However, risks do remain to investing in Private Credit funds. As we have extensively noted, the largest concern for most investors may be their illiquidity. Private Credit, similar to Private Equity, typically has lock-up periods, limiting an investor’s ability to quickly access the principal invested - whereas your traditional publicly traded bonds can many times, although certainly not always, be liquidated much quicker. Moreover, while extensive diversification in the pool of underlying loans certainly helps, it is important that an investor understands that the pool of loans, as previously mentioned, is extended to middle-market or distressed companies. While this comes at a yield premium over similar duration debt, investors should note that these are borrowers that often struggle to access traditional capital markets origination – as a result, refinancing of underlying obligors’ debt may be more difficult than for a traditional capital markets borrower.
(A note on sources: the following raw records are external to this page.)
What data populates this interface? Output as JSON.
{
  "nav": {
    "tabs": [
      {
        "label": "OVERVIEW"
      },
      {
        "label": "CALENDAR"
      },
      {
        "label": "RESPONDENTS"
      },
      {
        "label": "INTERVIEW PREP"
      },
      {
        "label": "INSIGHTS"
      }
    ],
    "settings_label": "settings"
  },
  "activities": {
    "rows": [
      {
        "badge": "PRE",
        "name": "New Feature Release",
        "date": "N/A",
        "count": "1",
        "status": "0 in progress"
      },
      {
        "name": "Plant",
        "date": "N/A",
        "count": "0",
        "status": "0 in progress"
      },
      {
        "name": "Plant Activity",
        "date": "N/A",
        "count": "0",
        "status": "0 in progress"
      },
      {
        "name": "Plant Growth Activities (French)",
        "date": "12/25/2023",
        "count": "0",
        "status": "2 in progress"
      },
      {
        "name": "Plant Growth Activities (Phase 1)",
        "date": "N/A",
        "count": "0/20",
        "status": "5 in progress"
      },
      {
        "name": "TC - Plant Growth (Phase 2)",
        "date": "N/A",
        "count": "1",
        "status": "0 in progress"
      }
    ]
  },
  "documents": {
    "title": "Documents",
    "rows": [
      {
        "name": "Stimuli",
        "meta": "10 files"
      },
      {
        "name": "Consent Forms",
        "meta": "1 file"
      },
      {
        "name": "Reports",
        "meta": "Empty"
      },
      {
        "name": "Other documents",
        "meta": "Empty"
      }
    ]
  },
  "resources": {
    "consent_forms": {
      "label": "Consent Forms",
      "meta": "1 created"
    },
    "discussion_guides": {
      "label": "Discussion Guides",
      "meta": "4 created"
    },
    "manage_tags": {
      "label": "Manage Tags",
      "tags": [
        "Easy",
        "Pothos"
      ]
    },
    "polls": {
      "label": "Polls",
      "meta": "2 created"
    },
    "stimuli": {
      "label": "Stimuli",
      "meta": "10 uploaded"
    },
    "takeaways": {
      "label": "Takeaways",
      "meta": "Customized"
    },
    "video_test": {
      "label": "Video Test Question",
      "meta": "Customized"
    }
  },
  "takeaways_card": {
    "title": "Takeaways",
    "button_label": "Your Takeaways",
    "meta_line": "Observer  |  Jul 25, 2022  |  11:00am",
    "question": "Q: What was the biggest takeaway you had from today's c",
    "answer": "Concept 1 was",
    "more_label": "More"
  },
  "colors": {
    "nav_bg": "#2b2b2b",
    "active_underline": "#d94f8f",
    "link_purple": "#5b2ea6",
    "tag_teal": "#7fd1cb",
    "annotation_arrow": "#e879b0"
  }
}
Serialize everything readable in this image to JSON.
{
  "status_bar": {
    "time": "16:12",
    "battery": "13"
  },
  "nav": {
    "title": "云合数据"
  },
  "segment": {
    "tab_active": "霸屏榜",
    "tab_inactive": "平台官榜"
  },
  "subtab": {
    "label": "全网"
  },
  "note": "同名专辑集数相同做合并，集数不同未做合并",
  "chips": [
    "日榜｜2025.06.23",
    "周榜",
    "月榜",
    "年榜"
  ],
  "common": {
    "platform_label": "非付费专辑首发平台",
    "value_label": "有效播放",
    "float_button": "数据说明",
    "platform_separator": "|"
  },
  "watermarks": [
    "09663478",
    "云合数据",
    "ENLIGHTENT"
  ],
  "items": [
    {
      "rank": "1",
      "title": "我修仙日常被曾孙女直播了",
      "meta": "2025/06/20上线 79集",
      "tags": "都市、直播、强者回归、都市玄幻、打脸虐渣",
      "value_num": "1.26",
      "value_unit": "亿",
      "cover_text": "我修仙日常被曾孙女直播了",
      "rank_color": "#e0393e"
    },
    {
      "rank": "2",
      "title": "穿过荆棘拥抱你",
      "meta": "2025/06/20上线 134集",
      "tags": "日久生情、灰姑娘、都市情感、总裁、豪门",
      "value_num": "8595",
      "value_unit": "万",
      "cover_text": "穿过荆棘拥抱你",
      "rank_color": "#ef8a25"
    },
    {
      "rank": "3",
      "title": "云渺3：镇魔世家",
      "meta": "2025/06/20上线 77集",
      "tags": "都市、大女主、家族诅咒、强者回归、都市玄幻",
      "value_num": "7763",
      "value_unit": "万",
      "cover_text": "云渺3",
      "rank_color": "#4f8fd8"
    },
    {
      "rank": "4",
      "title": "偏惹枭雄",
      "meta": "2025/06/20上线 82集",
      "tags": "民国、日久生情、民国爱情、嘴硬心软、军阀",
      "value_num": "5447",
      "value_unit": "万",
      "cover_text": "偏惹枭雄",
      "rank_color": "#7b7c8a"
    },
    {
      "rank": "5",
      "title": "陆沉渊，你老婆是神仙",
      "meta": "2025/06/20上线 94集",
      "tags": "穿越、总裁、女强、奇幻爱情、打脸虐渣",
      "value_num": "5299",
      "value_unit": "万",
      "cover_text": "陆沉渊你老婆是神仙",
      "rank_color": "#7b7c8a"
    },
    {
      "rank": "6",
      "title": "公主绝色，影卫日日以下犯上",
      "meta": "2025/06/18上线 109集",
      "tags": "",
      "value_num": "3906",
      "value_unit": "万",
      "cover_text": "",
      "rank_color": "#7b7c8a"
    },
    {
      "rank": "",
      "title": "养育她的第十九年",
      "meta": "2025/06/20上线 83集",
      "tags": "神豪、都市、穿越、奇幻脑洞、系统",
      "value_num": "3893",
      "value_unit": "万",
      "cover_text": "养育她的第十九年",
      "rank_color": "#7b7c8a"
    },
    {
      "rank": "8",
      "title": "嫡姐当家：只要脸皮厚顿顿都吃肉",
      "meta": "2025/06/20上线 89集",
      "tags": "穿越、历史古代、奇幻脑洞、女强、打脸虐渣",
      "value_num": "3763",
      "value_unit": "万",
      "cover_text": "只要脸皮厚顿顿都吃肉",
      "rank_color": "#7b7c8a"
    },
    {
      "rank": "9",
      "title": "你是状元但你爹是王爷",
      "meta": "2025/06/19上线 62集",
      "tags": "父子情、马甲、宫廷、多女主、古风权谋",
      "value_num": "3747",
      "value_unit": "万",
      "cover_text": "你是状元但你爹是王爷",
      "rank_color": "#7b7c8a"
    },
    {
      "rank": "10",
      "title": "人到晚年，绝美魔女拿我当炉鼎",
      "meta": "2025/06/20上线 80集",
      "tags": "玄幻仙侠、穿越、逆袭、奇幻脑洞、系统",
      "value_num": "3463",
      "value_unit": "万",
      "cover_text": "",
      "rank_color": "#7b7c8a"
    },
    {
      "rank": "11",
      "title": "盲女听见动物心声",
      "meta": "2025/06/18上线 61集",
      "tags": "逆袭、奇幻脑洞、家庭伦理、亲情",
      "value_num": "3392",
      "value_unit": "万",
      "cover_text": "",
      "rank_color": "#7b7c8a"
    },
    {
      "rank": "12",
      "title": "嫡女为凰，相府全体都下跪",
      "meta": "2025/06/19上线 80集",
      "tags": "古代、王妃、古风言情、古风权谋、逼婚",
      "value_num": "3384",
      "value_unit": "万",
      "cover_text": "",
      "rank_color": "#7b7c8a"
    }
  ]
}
While the market environment today presents many challenges to investors across both equity and debt, rising rates and inflation present a particular problem for fixed-income investors. While no strategy or investment can absolve an investor of all potential market risks, floating interest rates and diversification can be key to softening some of the macroeconomic hits all fixed income securities currently face. With Private Credit funds offering immense diversification, continued strong performance of the underlying borrowers even in a deteriorating economy, and interest rates that move in line with prevailing market benchmarks, many of the traditional negative factors in fixed income are moot. For an investor who understands the risks and is willing to take the illiquidity premium and sacrifice short-term access to funds for the potential of long-term, stable cash flows that have historically been superior to assets of similar credit quality, Private Credit funds may be part of their solution.
- “US makes most aggressive interest rate hike since 1994” World Economic Forum, Jun 2022
- “Powell: Fed aims to avoid recession but says it’s possible” ABC News, Jun 2022
- “Stocks Historically Don’t Bottom Out Until the Fed Eases” Wall Street Journal, Jun 2022
- “Summary of Economic Projections” Federal Reserve, Jun 2022
- “Grading the Inflation Hedges” Morningstar, Jun 2022
- “Atlanta Fed GDPNow Estimate for 2022: Q2” Federal Reserve Bank of Atlanta, Jun 2022
- “Inflation and recession dominate outlook, increase risk of accidents – PIMCO" Reuters Jun 2022
- “Private Credit Switches Up Sales Pitch to Win From Higher Rates” Bloomberg, Apr 2022
- “Private debt poised for further growth after resilience during the pandemic” Pitchbook, Mar 2022
- “Private Credit: The $1Trillion ‘New 40’ Opportunity” Institutional Investor, Jul 2021
- “Which Factors Most Influence Fixed-Income Securities?” Investopedia, Jun 2019